I cringe whenever I see another news article about a woman killed by her (insert one) husband, ex-husband, lover, ex-lover, boyfriend, ex-boyfriend, relative, co-worker, ex-coworker, date, or casual acquaintance. Maybe it’s me, but it seems to be happening a hell of a lot more frequently than it used to.

More importantly, it’s happening after women have taken action in court to keep these jerks away from them. The latest one–in which a 50-year-old Harborview nurse, Gertrudes Lamson, was killed by her estranged husband after he had been arrested for violating a court order to stay away from her, then released without bail–is particularly disturbing. This guy was a nut. A King County courts commissioner had ordered him to stay away from his 17-year-old son and surrender all of his guns to his eldest son (obviously that didn’t work). Violence within a family can seldom be mediated and addressed only by the family members; it needs outside intervention of some kind. Yet no one seems to think that there’s anything wrong with the way our system handles these things. Only when someone dies do we begin to wonder about it.

Surely no one has a right to terrorize another person the way that many men harass women. We are not objects, not Barbie dolls, not automobiles, nor TV sets. You can’t take a baseball bat to us if we don’t “work properly.” Yet consider this bit of hate speech: “We are both going to be dead. Do you really want this to (happen)? I’m going to get the gun and let’s just finish this.” It’s every woman’s nightmare to hear words like that. And believe me, a lot of us live that nightmare.

After Gertrudes Lamson was shot by her husband, he asked her: “Why couldn’t you love me?”–as if the fact that he beat her, threatened to kill her, threatened violence against their children, and made threats against her friends were “loving” acts of kindness. Male batterers are control freaks who get a lot of support from a society that praises and rewards those who practice similar acts of violence as a way of life. As a nation, we routinely dismiss larger acts of violence with justifications that ignore both the brutality of those acts and their deeper meaning–the sanctions against Iraq, and now the bombing of Iraqi civilians is only one example.
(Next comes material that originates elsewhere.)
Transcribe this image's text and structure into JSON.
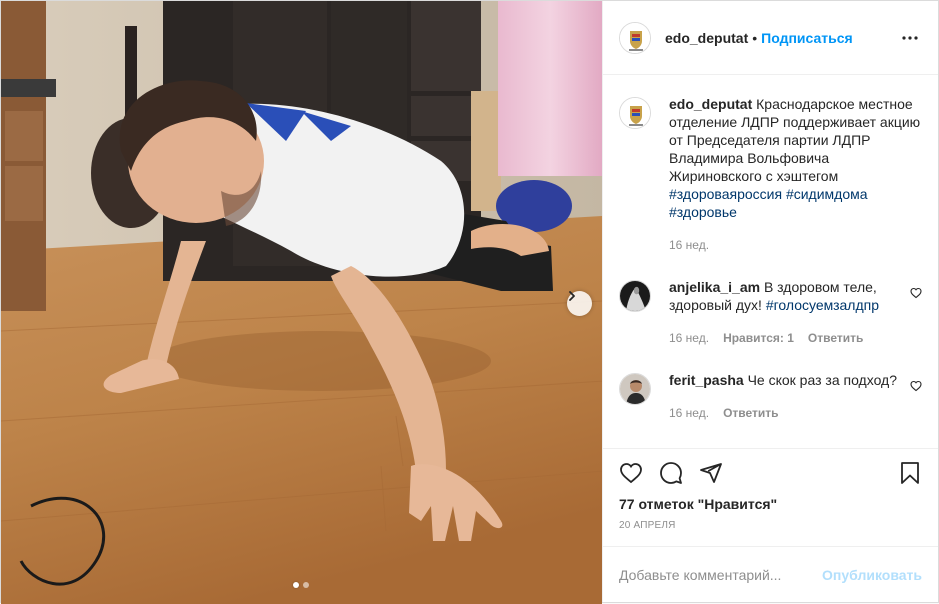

When our national leaders send the message that another nation can’t continue to exist in peace without doing exactly what we say, it’s the same message Victor Lamson gave his wife.

Aside from that, there’s an ancient assumption that’s survived across many different cultures: the idea that women are simply worth less than men. If a woman isn’t happy in a relationship, it doesn’t matter, because it’s her duty to take care of her man–indeed any man in her life, from her husband to her boss to the man sitting next to her on the bus. It’s reflected in statistics that show that one in three women will be raped or sexually abused over the course of her lifetime (that’s a conservative estimate–some claim it’s 50% or more). Women are in danger constantly, and we know it.

Women continually worry about whether they’re safe doing things that men take for granted: driving with their car doors unlocked, using a cash machine, walking alone (even in the broad daylight), entering a parking garage, working in an office alone without another co-worker around, talking to strangers, going for an early morning run, etc. It’s a relentless, demoralizing drain on women’s energy and time. But it’s a fear based in reality, particularly for women escaping from a bad relationship.

Tragically, Gertrudes Lamson was just beginning to do that when she filed for divorce in September. No one can know why she stayed with her husband for so long (they had been married for over 20 years), but maybe she felt she had to raise her children first, before she could leave him. We all know how much society still penalizes single mothers if they leave abusive relationships; just ask a few women on welfare or in the WorkFirst program if trying to get enough money just to pay food, rent, and childcare (not to mention the electric bill) is fun. That so many women still have to choose between their personal safety or the economic well-being of their children is simply barbaric.

I wish I knew of a place where Gertrudes could have gone–a place for all the women like her who are fleeing danger: someplace without ex-husbands, without guns, without the face of an uncaring landlord that wants to kick you out on the street, without civil servants in suits deciding your future, without shelters that have no empty beds available, without self-righteous people (men and women) judging you for not finding the “right” kind of man in the first place or for giving him a second and third chance, without courts that value his individual rights over yours, without newspapers that scream your death in headlines that scare every woman in the city who’s thinking of leaving a bad situation, and without the crappy, unspoken assumption that you’re no good if you don’t stick with him until the bitter end.

That place doesn’t exist. But at least it’s here in my imagination … and now in yours, too. Can we make it happen?